The Home Selling Process: What to Expect Start to Finish

Tim Lucas
Military VA Loan editor

edku0017e5x300 squareby Ed Kunkel, Realtor© and military Veteran

First, what’s next for you? Why do you want to sell your wonderful home?  This home has sentimental value for you, are you sure you are ready for the next move and where are you moving to?  The biggest challenge many home owners face is the reality of what the market will bear.  Sometimes this is great news, and often times it’s painful for agents like me to present.  If you are fortunate to have proceeds, what will you do with it?  Will you be reinvesting money in a follow on purchase of a new home, or should you seek the advice of a financial planner?

Choose your agent

Go local!  Find an agent that you can relate to, and can relate to you.  Lots of emotions, fears and concerns pop up with the prospect of selling a home that has sentimental value.  The agent should ‘get you’, so to speak.  They should internalize your concerns and make them their own.  The agent should be resourceful, and be able to illustrate a sales plan.  Anyone can put a home on MLS and plop a sign in your front yard, look for an agent that will do more than that and go the extra mile for you.

How old is your home?

If your home is more than 10 years old, have it inspected by a licensed home inspector that commonly does inspections for home buyers.  This will give you more insight as to what is going to be concerning for a potential buyer when they do it.  You should repair the big ticket items that pop up as applicable, and leave some small issues alone for the buyer’s inspector to find.

Your home needs to scream, “Pick Me!”

Curb appeal begins with landscaping.  Kill the moss and dandelions, and lay down fresh bark.  Trim all plant foliage away from the home by at least 1 foot.  Ask your neighbors and friends, does your home look appealing from the roadway?  Clean, depersonalize and stage your home.  Hire a professional stager to help you do this.

Put the home on the market

Tell your agent you want the home to be active on a Friday, and price it to sell!  Do not be home during showings, even if you have the best of intentions and feel it necessary to do so.  Let the buyers discern on their own, even if you believe they and their agent might miss something.   Encourage office tours, open houses, brokers opens, etc.  The more, the merrier.

Receive an offer

Never scoff at or give up on an offer, no matter what it looks like.  Offer your buyer a counteroffer if you don’t like their offer.  If anyone has to quit, let it be the buyer.  Do your best to find common ground and mutual acceptance.  If you dare say “We can always put it on the market next year and try again.”  Take the time to add up what that would cost you to put it in perspective.

The waiting begins

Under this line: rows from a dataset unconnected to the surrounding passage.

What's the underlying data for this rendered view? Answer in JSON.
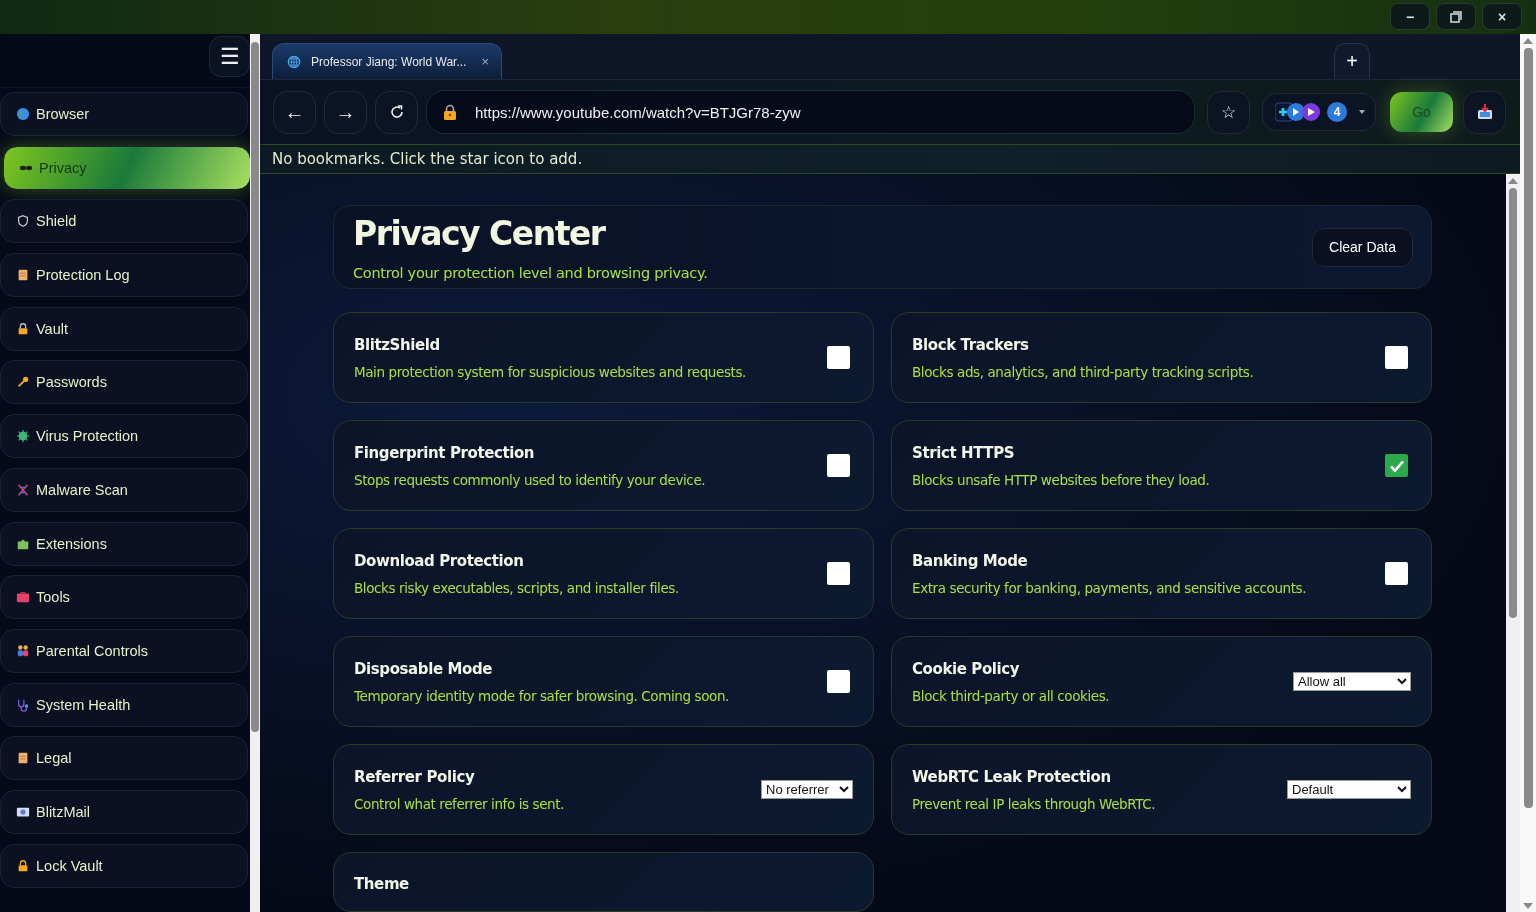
{
  "window_controls": [
    "−",
    "×"
  ],
  "sidebar": {
    "menu_glyph": "☰",
    "items": [
      {
        "label": "Browser",
        "selected": false
      },
      {
        "label": "Privacy",
        "selected": true
      },
      {
        "label": "Shield",
        "selected": false
      },
      {
        "label": "Protection Log",
        "selected": false
      },
      {
        "label": "Vault",
        "selected": false
      },
      {
        "label": "Passwords",
        "selected": false
      },
      {
        "label": "Virus Protection",
        "selected": false
      },
      {
        "label": "Malware Scan",
        "selected": false
      },
      {
        "label": "Extensions",
        "selected": false
      },
      {
        "label": "Tools",
        "selected": false
      },
      {
        "label": "Parental Controls",
        "selected": false
      },
      {
        "label": "System Health",
        "selected": false
      },
      {
        "label": "Legal",
        "selected": false
      },
      {
        "label": "BlitzMail",
        "selected": false
      },
      {
        "label": "Lock Vault",
        "selected": false
      }
    ]
  },
  "tabs": [
    {
      "title": "Professor Jiang: World War...",
      "close": "×",
      "selected": true
    }
  ],
  "new_tab": "+",
  "toolbar": {
    "back": "←",
    "forward": "→",
    "url": "https://www.youtube.com/watch?v=BTJGr78-zyw",
    "star": "☆",
    "extension_count": "4",
    "go": "Go"
  },
  "bookmarks_bar": "No bookmarks. Click the star icon to add.",
  "header": {
    "title": "Privacy Center",
    "subtitle": "Control your protection level and browsing privacy.",
    "button": "Clear Data"
  },
  "settings": [
    {
      "kind": "checkbox",
      "title": "BlitzShield",
      "description": "Main protection system for suspicious websites and requests.",
      "checked": false
    },
    {
      "kind": "checkbox",
      "title": "Block Trackers",
      "description": "Blocks ads, analytics, and third-party tracking scripts.",
      "checked": false
    },
    {
      "kind": "checkbox",
      "title": "Fingerprint Protection",
      "description": "Stops requests commonly used to identify your device.",
      "checked": false
    },
    {
      "kind": "checkbox",
      "title": "Strict HTTPS",
      "description": "Blocks unsafe HTTP websites before they load.",
      "checked": true
    },
    {
      "kind": "checkbox",
      "title": "Download Protection",
      "description": "Blocks risky executables, scripts, and installer files.",
      "checked": false
    },
    {
      "kind": "checkbox",
      "title": "Banking Mode",
      "description": "Extra security for banking, payments, and sensitive accounts.",
      "checked": false
    },
    {
      "kind": "checkbox",
      "title": "Disposable Mode",
      "description": "Temporary identity mode for safer browsing. Coming soon.",
      "checked": false
    },
    {
      "kind": "select",
      "title": "Cookie Policy",
      "description": "Block third-party or all cookies.",
      "value": "Allow all"
    },
    {
      "kind": "select",
      "title": "Referrer Policy",
      "description": "Control what referrer info is sent.",
      "value": "No referrer"
    },
    {
      "kind": "select",
      "title": "WebRTC Leak Protection",
      "description": "Prevent real IP leaks through WebRTC.",
      "value": "Default"
    },
    {
      "kind": "heading",
      "title": "Theme"
    }
  ]
}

Your home is going to be inspected, and your buyer will likely visit the home several times between now and closing.  Since you have had the home inspected yourself, you hopefully won’t have any surprises.  It’s highly possible that your buyer is a new buyer, which means that it’s more likely to encounter mistakes that could cause a delay in getting their loan processed.  The best approach you can have right now is to be patient and flexible.  Let your employer, friends and family know about your upcoming sale and that it might not go completely as planned –ask ahead of time for flexibility.  Keep in mind that in spite of what you may already have negotiated for repairs, the buyer’s appraiser might require more repairs to be done as a funding condition for the buyer’s loan.  Your agent will advise you on your options on how to handle this.  Also, have your list of utilities ready, and contact them to make the switch when you no longer have possession of the home.

Time to sign some documents

Make yourself easy to reach for your escrow.  Take time to review your HUD/Settlement Statement carefully and bring a copy of your purchase agreement with all addendums with you to signing, as sometimes escrow is the last to know about a last minute change in your agreement.  Be kind what you leave behind, let the buyer walk into a clean house and leave no trash behind.

Enjoy your next adventure!

This crash course is obviously only scratching the surface, seek the counsel of a professional before you make any big decisions.  Thanks for reading!

Ed Kunkel, Jr. is a Managing Broker/Realtor® at Keller Williams Realty in Olympia, Washington. Visit Ed here. Ed’s Military History: Veteran – U.S. Army and Air Force Reserve; Highest rank, E5; 11 years combined military service.